Saturday, April 13, 2013

Yarn Bombers in the Museum

Yarn Bombers in the Museum

I finished my week long video shoot in Denver earl;hy afternoon Friday, so that gave me a while to walk around downtown and to check out the Museum of Contemporary Art. In the entryway to the museum were a few pieces by a local bunch of needlework activists and yarn bombers who had made these enormous banners.

Conceptually, I love yarn bombing, the gratuitous adding of knitted stuff to things in the public sphere. Years ago I noticed the mailbox outside my studio had grown knitted feet overnight. Then the bike rack acquired knitted sleeves. Since then, of course, yarn bombing has gone much more mainstream and gained tremendous online visibility. Here are a couple of my favorite installations:
The Wall Street Bull got it:

and here are a few pics, including a tree and a motorcycle
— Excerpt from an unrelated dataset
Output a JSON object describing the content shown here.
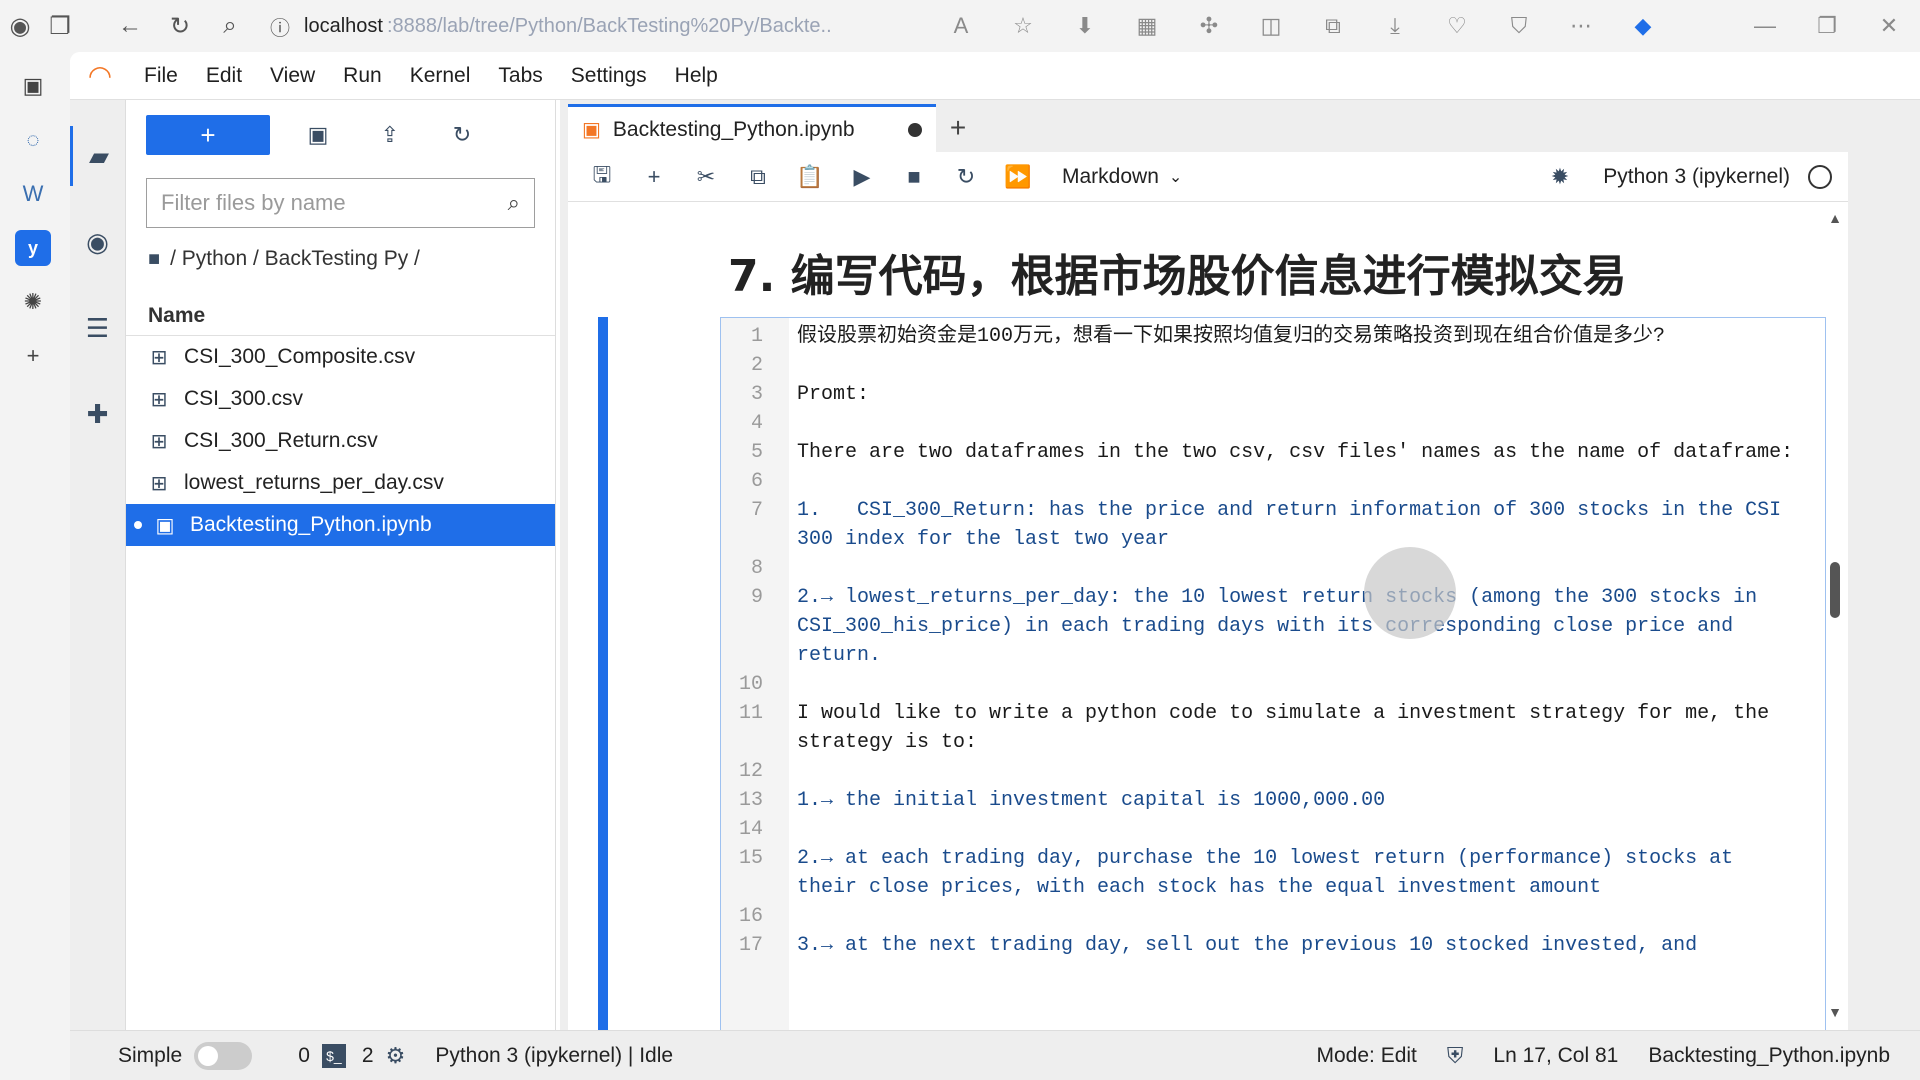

Like I said, I am completely in favor of this idea. Anything anyone can do for free to beautify the world, even briefly, is something I like. If the results are not always so artful, that's alright with me too. These banners, for instance, are more interesting to me for the fact that they were commissioned by the museum than for what they look like. To me, they don't really add up to anything visually, even with the limited palette and techniques.

But the idea that museums now are catching on to the action in the streets on such a shortened timeline, is fascinating. That is, it used to take a long time for the conservative institutions like museums to catch on to the trends and directions that the public had long since embraced. It can happen much quicker now.

I loved the Denver MCA and its beautiful building. I enjoyed one show there very much, and I found little to like in another show. But the main thing, for me, was how exciting and open an institution it seemed to be.

Now that yarn bombers have hit the museum we might see less of their work on the street. But I doubt it. Knitting, no matter how cutting edge and artful, is like quilting: a traditional craft practiced by women to make gifts for loved ones. It is difficult to assign monetary value to it. So the yarn bombers will probably continue to embrace the freedom that comes along with anonymity and knit all kinds of amusing and free public works. I am grateful.